Here’s an example problem, straight from the horse’s mouth blog:

Atropine is ordered for your pt 0.7 mg I.M. stat prior to surgery. You have atropine gr 1/120 per ml. Give ____

First, convert the apothecary measurement to metric. 1/120 of a grain equals 0.5 milligrams.

Now plug in the numbers:

[0.7 mg (dose ordered) X 1 ml (volume on hand) ] /0.5 mg (concentration on hand)

Reduce to lowest terms, and cancel like terms. This one can’t be reduced, so the only canceling we can do is remove the milligrams in the numerator and denominator, leaving only milliliters left, which is what we want to know.

Solving the problem leaves us with 1.4 ml to administer to the patient.

Simple, no?

This formula will work with Questions 1, 2 and 3, Rookie Bebe. Question 3 has a number of red herrings:


D5W 500 ml plus KCI 5 mEq at 40 ml per h. KCI is supplied in a 10 ml ampule containing 20 mEq per ml. How many ml of KCI will be added to the 500 ml of D5W?

The only pertinent numbers are KCl 5 mEq (dose ordered), and 20 mEq/ml (concentration and volume. What a gift!). Plug ‘em into the formula.

[5 mEq (dose ordered) X 1 ml (volume on hand)] / 20 mEq (volume on hand) = 0.25 ml

Simple, no?

Questions 4 and 5 can be answered using the IV Fluids Infusion Formula:


The physician orders Dextran 12% 1000 ml within 8 hours for a post -trauma victim. Drop factor is 12 gtt/ml.

_____ml/h. _____ml/min. ______gtt/min

[1000 ml (volume to administer) X 12 gtt/ml (drip factor)] / (8 hours) x 60 minutes

Reduced to lowest terms:

(1000 ml X 12 gtt/ml) / 480 minutes = (1000 X 1) / 40 = 25 X 1 = 25 gtt/min

Now convert 25 gtt/min to ml/min.

25 divided by 12 (gtt/ml) = 2.08, or roughly 2.1

2.1 ml/min X 60 = roughly 126 ml/hr.

Simple, no?

In my experience, medic students tear their hair out doing dosage calculations for two reasons:

1. Math errors.

Solution: Use a calculator. If your instructor won’t let you during class, then take your time and check your work. Then, on the truck, use the freakin’ calculator.

2. They don’t know how to eat an elephant.

Solution: One bite at a time.

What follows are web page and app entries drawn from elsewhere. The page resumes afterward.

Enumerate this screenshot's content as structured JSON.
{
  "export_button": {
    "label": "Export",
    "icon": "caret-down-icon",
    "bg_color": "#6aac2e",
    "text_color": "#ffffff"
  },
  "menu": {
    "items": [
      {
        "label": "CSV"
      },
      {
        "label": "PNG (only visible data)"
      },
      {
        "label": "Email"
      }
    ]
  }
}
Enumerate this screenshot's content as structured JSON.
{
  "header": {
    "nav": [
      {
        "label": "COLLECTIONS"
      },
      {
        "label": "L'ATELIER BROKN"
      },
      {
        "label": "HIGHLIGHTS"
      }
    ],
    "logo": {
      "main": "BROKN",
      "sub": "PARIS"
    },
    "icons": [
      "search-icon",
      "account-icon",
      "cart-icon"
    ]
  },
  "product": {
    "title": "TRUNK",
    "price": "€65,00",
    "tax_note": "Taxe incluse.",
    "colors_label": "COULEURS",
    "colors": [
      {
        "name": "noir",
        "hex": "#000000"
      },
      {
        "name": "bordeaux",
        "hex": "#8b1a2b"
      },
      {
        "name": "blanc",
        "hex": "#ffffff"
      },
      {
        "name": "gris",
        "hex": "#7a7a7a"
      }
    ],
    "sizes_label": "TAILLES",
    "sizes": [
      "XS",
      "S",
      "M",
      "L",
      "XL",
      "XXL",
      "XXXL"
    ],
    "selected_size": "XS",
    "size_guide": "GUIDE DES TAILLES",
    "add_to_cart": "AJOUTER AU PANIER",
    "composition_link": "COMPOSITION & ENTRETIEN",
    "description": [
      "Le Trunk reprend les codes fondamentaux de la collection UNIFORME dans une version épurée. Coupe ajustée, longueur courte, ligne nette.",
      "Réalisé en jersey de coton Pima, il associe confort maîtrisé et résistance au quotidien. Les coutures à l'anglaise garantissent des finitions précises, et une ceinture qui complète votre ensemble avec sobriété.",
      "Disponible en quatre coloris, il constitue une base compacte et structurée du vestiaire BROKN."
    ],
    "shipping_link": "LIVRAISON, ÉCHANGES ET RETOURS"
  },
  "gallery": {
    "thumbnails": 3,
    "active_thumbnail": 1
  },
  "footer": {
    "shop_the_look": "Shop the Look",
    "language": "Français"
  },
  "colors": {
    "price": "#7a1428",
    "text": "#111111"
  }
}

Don’t look at the elephant. Just grab your fork and dig in. Nibble at little pieces of the problem, until eventually, you look up and the elephant is gone.

And of course, no insanely boring educational blog post would be complete without a little lagniappe, so here it is:

Ambulance Driver’s Superhuman Calculate the Dopamine Dose In Your Head Trick:

For any standard mixture of dopamine (400 mg/250 ml or 800 mg/500 ml), the following will give you an infusion rate equivalent to 5 mcg/kg/minute:

  1. Take the patient’s weight in pounds.
  2. Drop the last digit.
  3. Subtract 2 from the answer.
  4. Plug that number into your infusion pumps as ml/hr.

Johnny weighs 174 pounds and is in severe septic shock. Nurse Heather wants to save his life by administering a dopamine infusion at 5 mcg/kg/minute. Whatever shall Nurse Heather do?

  1. 174 pounds, drop the last digit, you’re left with 17.
  2. 17 minus 2 equals 15.

Nurse Heather programs 15 ml/hr into the infusion pump. Nurse Heather’s colleagues snort derisively, and look up the information on the dosing chart. Presently, said colleagues genuflect before Nurse Heather, crying, “We’re not worthy! However did you figure that in your head?”

Nurse Heather replies, “Ambulance Driver taught me. Here’s the URL to his blog.”